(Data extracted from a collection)
_ _ _ _

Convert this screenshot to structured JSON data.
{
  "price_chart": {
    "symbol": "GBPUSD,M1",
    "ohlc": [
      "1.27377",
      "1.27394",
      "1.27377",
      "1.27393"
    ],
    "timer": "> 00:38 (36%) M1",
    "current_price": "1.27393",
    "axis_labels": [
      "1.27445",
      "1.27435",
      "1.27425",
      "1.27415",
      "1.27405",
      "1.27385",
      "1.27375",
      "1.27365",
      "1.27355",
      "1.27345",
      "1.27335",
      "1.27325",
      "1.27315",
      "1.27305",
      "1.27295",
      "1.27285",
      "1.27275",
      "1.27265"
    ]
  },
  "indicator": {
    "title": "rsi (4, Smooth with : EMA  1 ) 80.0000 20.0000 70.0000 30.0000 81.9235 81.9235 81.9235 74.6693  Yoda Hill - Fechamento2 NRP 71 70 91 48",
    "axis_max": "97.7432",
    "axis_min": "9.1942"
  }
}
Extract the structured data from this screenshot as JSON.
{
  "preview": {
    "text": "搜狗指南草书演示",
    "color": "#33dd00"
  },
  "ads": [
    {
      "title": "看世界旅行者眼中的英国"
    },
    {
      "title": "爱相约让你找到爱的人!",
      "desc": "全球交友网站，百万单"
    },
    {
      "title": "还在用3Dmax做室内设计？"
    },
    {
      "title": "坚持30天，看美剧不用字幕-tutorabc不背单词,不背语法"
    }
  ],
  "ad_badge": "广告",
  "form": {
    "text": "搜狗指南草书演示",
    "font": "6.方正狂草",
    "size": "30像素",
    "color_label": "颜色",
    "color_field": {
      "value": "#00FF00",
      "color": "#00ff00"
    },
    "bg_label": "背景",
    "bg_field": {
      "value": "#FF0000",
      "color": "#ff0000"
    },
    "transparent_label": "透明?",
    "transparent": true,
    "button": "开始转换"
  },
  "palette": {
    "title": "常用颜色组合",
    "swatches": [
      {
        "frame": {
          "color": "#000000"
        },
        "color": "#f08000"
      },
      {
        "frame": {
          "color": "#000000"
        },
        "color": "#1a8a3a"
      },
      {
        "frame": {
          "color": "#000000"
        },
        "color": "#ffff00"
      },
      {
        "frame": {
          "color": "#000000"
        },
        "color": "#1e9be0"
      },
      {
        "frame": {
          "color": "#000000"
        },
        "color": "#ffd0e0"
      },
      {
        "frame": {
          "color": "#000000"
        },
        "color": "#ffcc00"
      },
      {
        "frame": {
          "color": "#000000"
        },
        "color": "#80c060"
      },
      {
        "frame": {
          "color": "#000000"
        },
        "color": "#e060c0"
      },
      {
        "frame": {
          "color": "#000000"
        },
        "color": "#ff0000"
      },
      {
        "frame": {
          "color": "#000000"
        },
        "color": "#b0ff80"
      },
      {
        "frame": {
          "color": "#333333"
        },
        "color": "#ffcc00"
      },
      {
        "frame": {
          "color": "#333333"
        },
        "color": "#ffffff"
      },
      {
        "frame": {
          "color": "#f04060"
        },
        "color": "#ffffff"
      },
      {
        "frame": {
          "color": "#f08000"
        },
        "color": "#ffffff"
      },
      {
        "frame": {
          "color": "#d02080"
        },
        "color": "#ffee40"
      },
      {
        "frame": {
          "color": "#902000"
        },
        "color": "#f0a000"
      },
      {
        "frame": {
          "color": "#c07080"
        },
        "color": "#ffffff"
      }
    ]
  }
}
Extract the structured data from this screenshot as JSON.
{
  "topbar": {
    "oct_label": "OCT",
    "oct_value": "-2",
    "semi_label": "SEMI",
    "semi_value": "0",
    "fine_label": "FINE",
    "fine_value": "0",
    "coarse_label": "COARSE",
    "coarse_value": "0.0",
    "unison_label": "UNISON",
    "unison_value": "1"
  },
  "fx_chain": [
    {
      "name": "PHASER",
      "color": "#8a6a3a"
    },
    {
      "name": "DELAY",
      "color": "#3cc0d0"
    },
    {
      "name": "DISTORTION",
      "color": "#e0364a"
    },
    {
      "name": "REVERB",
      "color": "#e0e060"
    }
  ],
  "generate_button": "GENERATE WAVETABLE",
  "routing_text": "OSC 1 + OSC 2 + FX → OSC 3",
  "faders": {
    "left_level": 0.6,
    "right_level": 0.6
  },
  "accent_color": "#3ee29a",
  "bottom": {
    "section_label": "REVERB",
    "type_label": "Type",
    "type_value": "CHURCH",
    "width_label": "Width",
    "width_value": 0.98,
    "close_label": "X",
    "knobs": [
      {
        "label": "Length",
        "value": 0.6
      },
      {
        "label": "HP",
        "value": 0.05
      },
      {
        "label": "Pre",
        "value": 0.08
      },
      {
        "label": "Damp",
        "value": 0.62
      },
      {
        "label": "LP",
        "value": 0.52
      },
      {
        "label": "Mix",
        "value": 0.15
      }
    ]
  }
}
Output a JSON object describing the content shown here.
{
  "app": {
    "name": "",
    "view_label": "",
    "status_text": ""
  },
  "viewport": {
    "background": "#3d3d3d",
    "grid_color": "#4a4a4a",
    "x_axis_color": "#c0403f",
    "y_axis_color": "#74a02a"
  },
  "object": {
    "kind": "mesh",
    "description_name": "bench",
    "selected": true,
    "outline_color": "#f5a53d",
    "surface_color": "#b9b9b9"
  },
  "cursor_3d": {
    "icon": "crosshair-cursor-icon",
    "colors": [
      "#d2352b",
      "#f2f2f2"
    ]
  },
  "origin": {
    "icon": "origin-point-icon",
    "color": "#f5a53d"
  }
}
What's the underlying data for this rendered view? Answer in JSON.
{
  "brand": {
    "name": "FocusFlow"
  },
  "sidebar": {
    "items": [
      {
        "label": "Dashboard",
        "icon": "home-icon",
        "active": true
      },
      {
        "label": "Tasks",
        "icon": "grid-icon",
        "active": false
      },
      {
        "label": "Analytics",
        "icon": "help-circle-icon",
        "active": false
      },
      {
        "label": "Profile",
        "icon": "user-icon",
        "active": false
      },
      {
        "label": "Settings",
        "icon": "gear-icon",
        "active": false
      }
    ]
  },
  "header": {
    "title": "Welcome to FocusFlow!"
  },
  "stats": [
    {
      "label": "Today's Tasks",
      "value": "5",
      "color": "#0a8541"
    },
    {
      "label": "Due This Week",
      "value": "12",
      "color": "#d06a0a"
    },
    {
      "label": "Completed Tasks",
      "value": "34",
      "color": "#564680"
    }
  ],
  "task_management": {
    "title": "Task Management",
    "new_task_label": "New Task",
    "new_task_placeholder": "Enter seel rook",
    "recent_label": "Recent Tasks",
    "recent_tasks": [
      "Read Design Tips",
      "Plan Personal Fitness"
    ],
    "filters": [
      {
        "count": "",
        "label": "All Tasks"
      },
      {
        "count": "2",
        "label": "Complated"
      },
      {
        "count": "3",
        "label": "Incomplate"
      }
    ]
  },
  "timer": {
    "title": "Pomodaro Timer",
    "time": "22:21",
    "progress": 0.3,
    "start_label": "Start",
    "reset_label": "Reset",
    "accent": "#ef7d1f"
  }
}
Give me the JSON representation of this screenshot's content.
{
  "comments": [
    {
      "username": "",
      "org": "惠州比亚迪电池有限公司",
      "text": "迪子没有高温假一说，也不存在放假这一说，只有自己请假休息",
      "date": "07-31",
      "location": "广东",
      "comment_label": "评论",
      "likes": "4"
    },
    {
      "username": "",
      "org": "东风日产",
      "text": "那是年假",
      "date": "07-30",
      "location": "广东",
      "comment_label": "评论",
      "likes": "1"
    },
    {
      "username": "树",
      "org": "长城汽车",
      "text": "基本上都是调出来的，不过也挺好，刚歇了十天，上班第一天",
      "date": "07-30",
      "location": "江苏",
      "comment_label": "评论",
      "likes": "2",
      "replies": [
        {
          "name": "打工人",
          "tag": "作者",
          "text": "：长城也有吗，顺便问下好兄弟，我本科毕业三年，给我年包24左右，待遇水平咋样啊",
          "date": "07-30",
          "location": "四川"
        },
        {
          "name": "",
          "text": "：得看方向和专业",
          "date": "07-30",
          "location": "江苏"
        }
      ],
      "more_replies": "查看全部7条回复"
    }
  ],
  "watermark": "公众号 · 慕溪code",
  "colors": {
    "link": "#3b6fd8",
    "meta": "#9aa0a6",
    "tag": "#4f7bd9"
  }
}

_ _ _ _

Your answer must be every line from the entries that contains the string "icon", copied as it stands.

● **PROBLEM SOLUTION**:
    "icon": "crosshair-cursor-icon",
    "icon": "origin-point-icon",
        "icon": "home-icon",
        "icon": "grid-icon",
        "icon": "help-circle-icon",
        "icon": "user-icon",
        "icon": "gear-icon",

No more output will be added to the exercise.